Alphabet of movement in climbing

Alphabet of movement in climbing

People often ask me, what is the difference between 6a or 7a route and usually I say that in general the holds are smaller, the moves are harder and the rests are worst. But this is actually quite an interesting topic since we all understand that you should become stronger, more durable, better focused and climb more efficient if you want to progress.

And important part of being efficient is being able to move properly to use as little energy on the route as you can – and eventually you can climb harder.

So let’s focus on efficient movement of the body during climbing. I call this thing “the alphabet of climbing”.

Explaining this as simple as I can would be; when you start climbing, your moves are focused towards next hold and how to pull yourself over. Than you listen to your coach or friend, watch other climbers and you see some different moves you haven’t seen before. On your next go you try to add them and you realize that those moves makes your climb much easier and smarter. Eventually even harder moves you try to do on some routes become easier and you progress in your climbing without even getting stronger.

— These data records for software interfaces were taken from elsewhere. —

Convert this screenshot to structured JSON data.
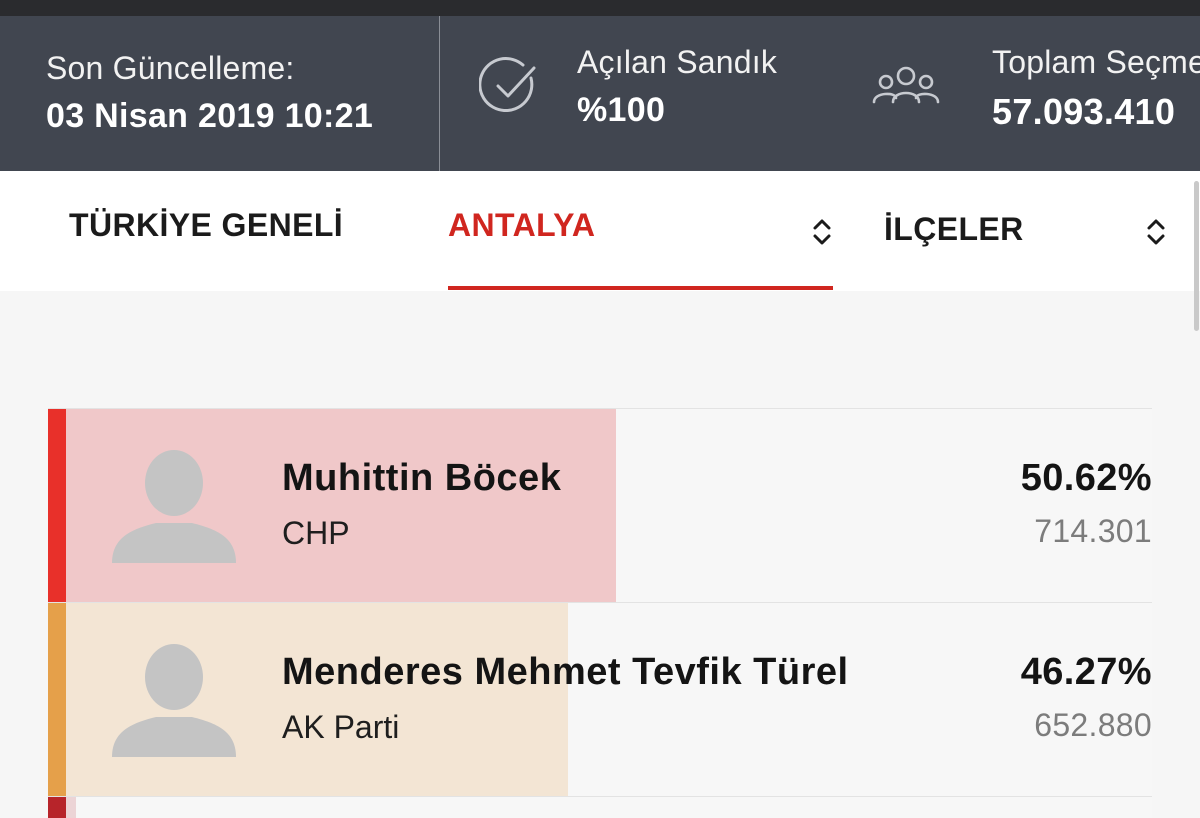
{
  "header": {
    "last_update_label": "Son Güncelleme:",
    "last_update_value": "03 Nisan 2019 10:21",
    "ballot_label": "Açılan Sandık",
    "ballot_value": "%100",
    "voters_label": "Toplam Seçmen",
    "voters_value": "57.093.410",
    "ballot_icon": "check-circle-icon",
    "voters_icon": "people-icon"
  },
  "tabs": {
    "general": "TÜRKİYE GENELİ",
    "city": "ANTALYA",
    "districts": "İLÇELER",
    "active_color": "#d0261f"
  },
  "candidates": [
    {
      "name": "Muhittin Böcek",
      "party": "CHP",
      "percent_text": "50.62%",
      "percent": 50.62,
      "votes": "714.301",
      "stripe_color": "#e8302a",
      "fill_color": "#f0c8c9"
    },
    {
      "name": "Menderes Mehmet Tevfik Türel",
      "party": "AK Parti",
      "percent_text": "46.27%",
      "percent": 46.27,
      "votes": "652.880",
      "stripe_color": "#e5a04a",
      "fill_color": "#f3e5d4"
    }
  ],
  "partial_row": {
    "stripe_color": "#b7242a",
    "fill_color": "#ecd4d6"
  }
}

And this is what’s happening later in your climbing as well. You learn new moves almost every day when you climb a new routes – specially on the rock. And this can be very beneficial for your climbing since your alphabet of movement become wider and you are able to use the moves at any time when you have them “in the blood”.

So to get better in your climbing alphabet, you would hear alot of people tell you that you should just climb more and you will be fine. And this is partly true BUT, you should also consider some other options.

Here are some beneficial options for extending your moving alphabet in climbing:

  • Climb routes of different type ( slab, overhang, vertical, climbing corners,.).
  • Climb different rock types ( go to different climbing areas in your country or even further, choose different type of rock and style of climbing, don’t focus so much on the grade but on other mentioned aspects of climbing as well).
  • To progress, you should climb the routes that you are not so excited about (usually when we are not good in some style of climbing, we tend to skip it all the time, so it is kind of important that we climb also styles that don’t suits us that much).
  • Climb onsight as much as you can.
  • Climb with people who are better than you, so you can learn from them.

Here is the result of broad climbing alphabet by Adam Ondra, onsight 9a! 

Also good and useful way of having fun in progress is to climb with different climbers. That rule apply also in other aspects of life. I am talking about the law of 33%.

That means that 33% of time you should climb with people who are better than you. That way you learn from them and they “pull” you up to think and climb harder. Other 33% of your time you should climb with people who are in the same level of climbing as you are. Here you will feel the best and you can climb and train together, since your goals are usually similar. And the last 33% you should climb with climbers who climb on easier level than you. Here you will feel you are already a good climber, you can help them with advices and show them some simpler moves or climbes and in meanwhile you are reminding yourself on basics and also you feel better about yourself and get motivated even stronger.

I think all three types of climbers are important to progress with joy and having fun, because let’s face it – this is why we climb! It is also cool for socializing part of climbing.  I am saying this because we all know that in some point we lose inspiration or we don’t have that much energy for climbing and I think this is also the reason why. Experiment and try new things to explore yourself and find best options for you.

But you have to try first, otherwise you don’t have the right to judge. 🙂